Following the success of Climate Week in New York and the approach of this fall’s COP27 conference in Egypt, there is palpable momentum in the public and private sectors in the US around combating climate change. Part of this is undoubtedly attributable to the passage of the historic Inflation Reduction Act (IRA), which will provide billions in tax credits for a range of clean technologies, driving both a figurative and likely a literal shift in the environment.
The venture capital community has an unprecedented opportunity to generate outsized returns through investments in the climate technology space, while also positioning the US as the industrial leader of what is predicted to be a $100 trillion market opportunity over the next 100 years.
Following are five key takeaways from this landmark legislation.
A leg up, not a handout
Those who believe the climate tech industry is dependent on government support to succeed are misguided. The Climate Tech 1.0 companies of the early 2000s that relied too heavily on government subsidies went out of business, leading to a new breed of Climate Tech 2.0 companies built over the past decade that wisely leverage modern technology and proven business models to create clear win-wins for both customers and external stakeholders. These companies may benefit from legislative tailwinds, such as the Inflation Reduction Act, but importantly are not dependent on them.
Transportation is a main ‘driver’ for success
According to Earthjustice.org, the Inflation Reduction Act will provide $3 billion to mitigate air pollution at ports through the installation of zero-emissions equipment and technology. These initiatives will have game-changing implications for electric mobility, hybrid and sustainably fuelled vehicles as well as emissions monitoring technology. For example, even before the IRA was passed, SailPlan signed a contract with Port Fourchon, through which it will become the world’s first port facility with a precise 360-degree view of its emissions.
Moreover, the recent ground-breaking legislation in California and New York banning fossil-fuelled car sales by 2035 will help other states see the benefits of these regulations (eg, cleaner air, quieter neighbourhoods and new US manufacturing jobs). Several companies are already racing ahead to provide the best clean mobility solutions, whether by land (GM, Mercedes-Benz and Toyota have all pledged to go fully electric), by air (Lilium, Joby and Beta are building the new electric aviation industry), or by sea (GM invests in Pure Watercraft).
The most vulnerable are not forgotten
The IRA, which clearly recognises the link between climate technology and inclusive capitalism, will have a significant impact on our most vulnerable minority and low-income communities.

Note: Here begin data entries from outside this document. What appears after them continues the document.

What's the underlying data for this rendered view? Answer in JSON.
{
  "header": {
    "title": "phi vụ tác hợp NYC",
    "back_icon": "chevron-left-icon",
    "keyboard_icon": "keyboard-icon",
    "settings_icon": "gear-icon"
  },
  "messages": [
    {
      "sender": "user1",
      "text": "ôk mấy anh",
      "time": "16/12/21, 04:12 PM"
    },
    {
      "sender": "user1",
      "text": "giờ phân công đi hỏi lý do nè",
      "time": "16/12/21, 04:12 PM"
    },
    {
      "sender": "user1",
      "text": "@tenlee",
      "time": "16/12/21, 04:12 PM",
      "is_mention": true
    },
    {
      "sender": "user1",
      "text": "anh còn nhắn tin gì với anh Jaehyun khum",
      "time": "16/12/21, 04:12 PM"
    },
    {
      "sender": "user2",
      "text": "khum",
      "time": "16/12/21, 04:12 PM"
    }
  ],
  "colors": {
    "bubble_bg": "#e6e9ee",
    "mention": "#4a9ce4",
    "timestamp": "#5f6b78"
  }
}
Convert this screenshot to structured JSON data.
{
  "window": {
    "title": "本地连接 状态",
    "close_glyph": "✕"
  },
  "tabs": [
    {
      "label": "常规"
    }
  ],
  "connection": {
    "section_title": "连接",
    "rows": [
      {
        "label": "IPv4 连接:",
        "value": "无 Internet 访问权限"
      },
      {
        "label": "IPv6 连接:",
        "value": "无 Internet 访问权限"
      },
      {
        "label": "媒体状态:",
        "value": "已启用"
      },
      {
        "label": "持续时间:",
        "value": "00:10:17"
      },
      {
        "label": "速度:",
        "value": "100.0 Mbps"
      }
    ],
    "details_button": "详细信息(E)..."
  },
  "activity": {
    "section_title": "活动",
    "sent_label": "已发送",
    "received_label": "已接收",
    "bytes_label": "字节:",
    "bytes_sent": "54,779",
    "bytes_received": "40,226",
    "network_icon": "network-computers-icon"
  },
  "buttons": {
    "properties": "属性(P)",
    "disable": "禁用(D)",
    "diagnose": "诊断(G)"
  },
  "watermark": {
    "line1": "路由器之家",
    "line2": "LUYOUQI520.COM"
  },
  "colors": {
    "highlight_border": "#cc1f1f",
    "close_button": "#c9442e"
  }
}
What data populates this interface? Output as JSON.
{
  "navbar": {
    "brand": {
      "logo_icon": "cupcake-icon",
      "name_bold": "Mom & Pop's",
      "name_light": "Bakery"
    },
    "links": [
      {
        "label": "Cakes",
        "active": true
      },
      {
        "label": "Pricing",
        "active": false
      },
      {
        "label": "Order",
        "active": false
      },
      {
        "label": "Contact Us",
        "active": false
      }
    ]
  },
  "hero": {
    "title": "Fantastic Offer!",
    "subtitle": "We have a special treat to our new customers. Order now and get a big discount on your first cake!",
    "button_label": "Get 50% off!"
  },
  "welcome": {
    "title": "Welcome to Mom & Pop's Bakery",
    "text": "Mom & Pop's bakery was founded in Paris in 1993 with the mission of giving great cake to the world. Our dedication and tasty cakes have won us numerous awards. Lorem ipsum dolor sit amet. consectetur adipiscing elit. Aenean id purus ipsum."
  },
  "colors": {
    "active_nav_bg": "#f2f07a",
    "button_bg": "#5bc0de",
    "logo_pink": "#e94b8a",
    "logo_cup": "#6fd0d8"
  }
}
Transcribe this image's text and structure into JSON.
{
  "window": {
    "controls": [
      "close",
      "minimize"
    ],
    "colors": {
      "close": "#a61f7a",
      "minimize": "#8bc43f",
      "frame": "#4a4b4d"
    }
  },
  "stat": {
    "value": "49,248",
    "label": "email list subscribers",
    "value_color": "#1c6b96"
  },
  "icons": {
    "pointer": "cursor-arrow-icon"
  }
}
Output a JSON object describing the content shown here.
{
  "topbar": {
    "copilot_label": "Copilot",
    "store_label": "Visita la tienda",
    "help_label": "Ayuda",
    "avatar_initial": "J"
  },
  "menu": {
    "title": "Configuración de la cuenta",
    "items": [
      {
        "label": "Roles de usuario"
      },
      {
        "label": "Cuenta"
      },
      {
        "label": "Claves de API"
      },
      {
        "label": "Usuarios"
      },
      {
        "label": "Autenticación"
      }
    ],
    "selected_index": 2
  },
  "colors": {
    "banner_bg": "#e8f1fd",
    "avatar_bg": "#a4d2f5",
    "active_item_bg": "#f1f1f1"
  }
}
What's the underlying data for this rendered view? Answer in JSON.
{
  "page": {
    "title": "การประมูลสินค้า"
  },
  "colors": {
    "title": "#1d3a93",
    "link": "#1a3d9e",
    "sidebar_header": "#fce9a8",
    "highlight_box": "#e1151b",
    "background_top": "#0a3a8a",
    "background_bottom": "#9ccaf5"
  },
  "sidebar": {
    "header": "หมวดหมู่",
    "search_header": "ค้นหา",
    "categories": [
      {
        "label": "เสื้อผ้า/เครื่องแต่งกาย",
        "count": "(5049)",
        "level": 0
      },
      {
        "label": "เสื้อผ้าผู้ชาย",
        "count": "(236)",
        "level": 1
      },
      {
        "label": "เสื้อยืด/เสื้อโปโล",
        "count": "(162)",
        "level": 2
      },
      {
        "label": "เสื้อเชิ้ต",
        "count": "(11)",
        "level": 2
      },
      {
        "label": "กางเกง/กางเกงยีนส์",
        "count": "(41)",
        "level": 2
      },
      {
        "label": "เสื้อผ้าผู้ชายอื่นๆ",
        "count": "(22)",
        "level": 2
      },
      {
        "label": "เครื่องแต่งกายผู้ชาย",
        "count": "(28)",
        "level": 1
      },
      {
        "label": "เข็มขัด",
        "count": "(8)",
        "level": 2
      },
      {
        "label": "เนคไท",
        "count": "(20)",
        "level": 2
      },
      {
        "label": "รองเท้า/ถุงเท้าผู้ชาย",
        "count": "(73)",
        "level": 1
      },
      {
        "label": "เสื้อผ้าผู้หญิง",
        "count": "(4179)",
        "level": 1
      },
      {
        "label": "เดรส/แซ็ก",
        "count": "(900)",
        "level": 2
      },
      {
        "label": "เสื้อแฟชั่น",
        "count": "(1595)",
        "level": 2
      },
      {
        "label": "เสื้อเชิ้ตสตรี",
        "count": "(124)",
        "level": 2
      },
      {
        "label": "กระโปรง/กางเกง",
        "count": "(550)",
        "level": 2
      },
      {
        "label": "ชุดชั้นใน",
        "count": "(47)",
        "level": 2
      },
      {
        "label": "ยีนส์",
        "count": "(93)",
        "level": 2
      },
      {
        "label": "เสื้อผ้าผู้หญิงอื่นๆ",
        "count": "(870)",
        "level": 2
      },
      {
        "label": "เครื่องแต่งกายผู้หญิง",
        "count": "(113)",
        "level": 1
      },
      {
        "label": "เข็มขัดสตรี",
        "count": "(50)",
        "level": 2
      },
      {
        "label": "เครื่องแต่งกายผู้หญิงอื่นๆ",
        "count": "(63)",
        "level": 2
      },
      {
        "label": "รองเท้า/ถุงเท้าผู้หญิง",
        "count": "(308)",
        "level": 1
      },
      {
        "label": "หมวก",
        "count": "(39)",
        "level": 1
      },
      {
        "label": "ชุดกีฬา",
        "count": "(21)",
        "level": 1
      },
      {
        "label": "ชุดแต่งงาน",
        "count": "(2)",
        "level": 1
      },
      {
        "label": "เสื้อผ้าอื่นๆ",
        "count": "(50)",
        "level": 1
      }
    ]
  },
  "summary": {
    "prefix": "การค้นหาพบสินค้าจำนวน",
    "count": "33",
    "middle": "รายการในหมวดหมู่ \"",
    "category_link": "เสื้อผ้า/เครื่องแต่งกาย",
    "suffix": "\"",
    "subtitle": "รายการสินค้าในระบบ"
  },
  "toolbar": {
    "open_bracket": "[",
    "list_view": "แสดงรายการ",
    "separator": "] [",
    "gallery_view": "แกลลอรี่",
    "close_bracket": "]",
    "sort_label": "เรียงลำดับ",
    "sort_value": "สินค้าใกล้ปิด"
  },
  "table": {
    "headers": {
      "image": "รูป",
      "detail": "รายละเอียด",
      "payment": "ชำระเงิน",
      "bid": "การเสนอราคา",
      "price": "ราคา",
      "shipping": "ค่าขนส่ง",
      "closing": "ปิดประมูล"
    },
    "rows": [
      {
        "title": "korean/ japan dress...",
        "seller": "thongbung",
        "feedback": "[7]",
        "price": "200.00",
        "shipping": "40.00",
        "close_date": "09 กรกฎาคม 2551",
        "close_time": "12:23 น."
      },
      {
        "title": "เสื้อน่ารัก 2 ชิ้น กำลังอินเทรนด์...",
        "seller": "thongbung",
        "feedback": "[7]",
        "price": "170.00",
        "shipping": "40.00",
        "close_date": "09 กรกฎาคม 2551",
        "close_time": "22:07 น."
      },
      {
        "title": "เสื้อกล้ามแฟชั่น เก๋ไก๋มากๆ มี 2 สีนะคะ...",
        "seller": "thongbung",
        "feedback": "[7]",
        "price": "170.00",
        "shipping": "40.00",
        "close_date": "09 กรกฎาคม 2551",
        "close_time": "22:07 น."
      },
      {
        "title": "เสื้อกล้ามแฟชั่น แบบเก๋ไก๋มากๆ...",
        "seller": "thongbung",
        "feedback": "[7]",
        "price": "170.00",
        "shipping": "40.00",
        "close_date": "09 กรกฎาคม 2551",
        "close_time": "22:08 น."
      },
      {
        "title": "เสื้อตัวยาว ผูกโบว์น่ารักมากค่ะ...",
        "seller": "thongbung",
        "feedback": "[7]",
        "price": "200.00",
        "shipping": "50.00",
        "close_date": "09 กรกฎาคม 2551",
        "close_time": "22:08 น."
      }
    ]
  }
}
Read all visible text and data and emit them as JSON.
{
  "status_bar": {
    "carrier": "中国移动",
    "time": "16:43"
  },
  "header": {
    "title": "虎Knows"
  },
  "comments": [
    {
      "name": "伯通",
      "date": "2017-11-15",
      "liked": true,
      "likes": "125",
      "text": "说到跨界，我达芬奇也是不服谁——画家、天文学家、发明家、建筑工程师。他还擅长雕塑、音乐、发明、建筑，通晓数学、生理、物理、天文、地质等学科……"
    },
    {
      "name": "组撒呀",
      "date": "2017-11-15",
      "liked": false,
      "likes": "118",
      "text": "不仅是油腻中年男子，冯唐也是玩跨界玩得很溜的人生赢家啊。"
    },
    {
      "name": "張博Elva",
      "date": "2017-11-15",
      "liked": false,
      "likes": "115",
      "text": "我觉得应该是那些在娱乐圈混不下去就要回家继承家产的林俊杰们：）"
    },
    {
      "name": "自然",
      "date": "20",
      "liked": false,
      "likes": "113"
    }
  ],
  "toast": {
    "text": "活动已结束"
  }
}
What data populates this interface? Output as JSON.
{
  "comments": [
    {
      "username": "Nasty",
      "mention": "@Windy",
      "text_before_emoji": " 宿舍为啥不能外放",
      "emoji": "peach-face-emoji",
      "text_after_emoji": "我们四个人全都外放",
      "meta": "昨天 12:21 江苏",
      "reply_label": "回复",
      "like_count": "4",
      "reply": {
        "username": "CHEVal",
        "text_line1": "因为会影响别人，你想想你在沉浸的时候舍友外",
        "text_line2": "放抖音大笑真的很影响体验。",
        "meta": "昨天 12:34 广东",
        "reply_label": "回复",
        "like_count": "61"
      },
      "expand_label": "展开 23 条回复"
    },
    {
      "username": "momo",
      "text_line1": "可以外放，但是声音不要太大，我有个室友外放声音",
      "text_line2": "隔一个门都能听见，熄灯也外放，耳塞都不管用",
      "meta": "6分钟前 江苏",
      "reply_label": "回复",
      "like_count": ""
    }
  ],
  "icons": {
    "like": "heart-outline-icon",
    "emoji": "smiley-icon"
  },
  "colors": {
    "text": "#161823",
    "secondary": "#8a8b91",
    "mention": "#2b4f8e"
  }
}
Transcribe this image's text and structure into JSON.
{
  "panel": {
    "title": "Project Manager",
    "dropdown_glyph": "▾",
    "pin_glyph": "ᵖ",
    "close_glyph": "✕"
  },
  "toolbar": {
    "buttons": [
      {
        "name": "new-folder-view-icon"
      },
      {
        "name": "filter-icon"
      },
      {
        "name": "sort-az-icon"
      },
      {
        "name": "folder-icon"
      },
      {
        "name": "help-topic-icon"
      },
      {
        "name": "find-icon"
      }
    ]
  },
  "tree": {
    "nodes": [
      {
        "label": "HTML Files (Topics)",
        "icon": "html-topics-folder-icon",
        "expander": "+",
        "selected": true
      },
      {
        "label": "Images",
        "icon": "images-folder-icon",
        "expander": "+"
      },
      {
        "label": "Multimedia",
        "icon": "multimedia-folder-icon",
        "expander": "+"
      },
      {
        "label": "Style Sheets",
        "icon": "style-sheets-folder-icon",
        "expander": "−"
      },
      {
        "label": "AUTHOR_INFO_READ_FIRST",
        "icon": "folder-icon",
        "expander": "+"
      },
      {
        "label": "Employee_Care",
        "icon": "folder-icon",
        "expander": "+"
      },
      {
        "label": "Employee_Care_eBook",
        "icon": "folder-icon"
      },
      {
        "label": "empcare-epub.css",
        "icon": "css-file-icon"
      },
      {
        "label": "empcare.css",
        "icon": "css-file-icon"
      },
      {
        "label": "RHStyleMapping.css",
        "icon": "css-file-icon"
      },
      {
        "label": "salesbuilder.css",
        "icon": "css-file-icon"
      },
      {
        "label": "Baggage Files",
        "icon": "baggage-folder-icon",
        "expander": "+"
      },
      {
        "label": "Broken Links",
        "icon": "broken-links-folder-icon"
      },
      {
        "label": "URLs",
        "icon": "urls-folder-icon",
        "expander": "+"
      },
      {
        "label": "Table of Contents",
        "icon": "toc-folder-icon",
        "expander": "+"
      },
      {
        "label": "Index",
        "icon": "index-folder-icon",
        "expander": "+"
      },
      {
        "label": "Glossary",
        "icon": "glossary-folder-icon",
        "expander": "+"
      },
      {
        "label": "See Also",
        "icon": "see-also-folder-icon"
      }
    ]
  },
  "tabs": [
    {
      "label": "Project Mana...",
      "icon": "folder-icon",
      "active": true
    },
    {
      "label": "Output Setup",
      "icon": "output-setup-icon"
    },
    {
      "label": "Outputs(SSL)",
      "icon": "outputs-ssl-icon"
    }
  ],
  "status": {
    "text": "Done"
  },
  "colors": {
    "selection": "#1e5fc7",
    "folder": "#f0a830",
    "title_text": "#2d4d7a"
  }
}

The fact that people of colour and those living at the lowest economic levels continue to face the highest risk can no longer be ignored.
With the Act prioritising more than 50 percent of its investments for disadvantaged communities, these challenges will begin to be addressed through the deployment of zero-emission technologies such as heat pumps, community solar and EV charging.
Venture capital has a key role to play
The IRA will result in the launch of hundreds of new climate tech start-ups that otherwise would not have existed, with some estimates predicting an increase of 5-10x. These companies will gain access to sizable low-interest government loans, much like those that helped Tesla evolve into the massive company it is today. This debt will provide critical leverage for venture capital investors while substantially decreasing balance sheet risk for their portfolio companies. Moreover, the overall benefits to the supply chain will lower the cost of inputs (including energy, materials and manufactured components) for many of these companies, thus increasing margins and working capital.
Experienced climate tech venture investors who know how to navigate government incentives and regulations will benefit disproportionally. Newer venture investors seeking to “jump on the climate tech bandwagon” will risk making the same mistakes we saw during Climate Tech 1.0.
The investment opportunity of a lifetime
Foundational technology advancements have accumulated across a wide range of industries, thereby unlocking new applications in climate tech never before possible. For example, we’ve seen incredible breakthroughs in performance-cost metrics across AI-based control algorithms, energy storage, next-gen computation, robotics and automation, 5G communication and advanced sensor technology, providing massive investment opportunities for founders and investors who understand how these technologies can be uniquely configured to create extraordinary value for customers. The Inflation Reduction Act will only accelerate these powerful market forces already underway.
Despite misinformation around the IRA or the disappointing concessions necessary to ensure passage – and considering the innumerable and immeasurable benefits to the climate tech industry, to our economy and to the average American – the benefits of this historic legislation will far outweigh the bumps we may experience along the way.
Joe Blair, co-founder and general partner of Bay Bridge Ventures.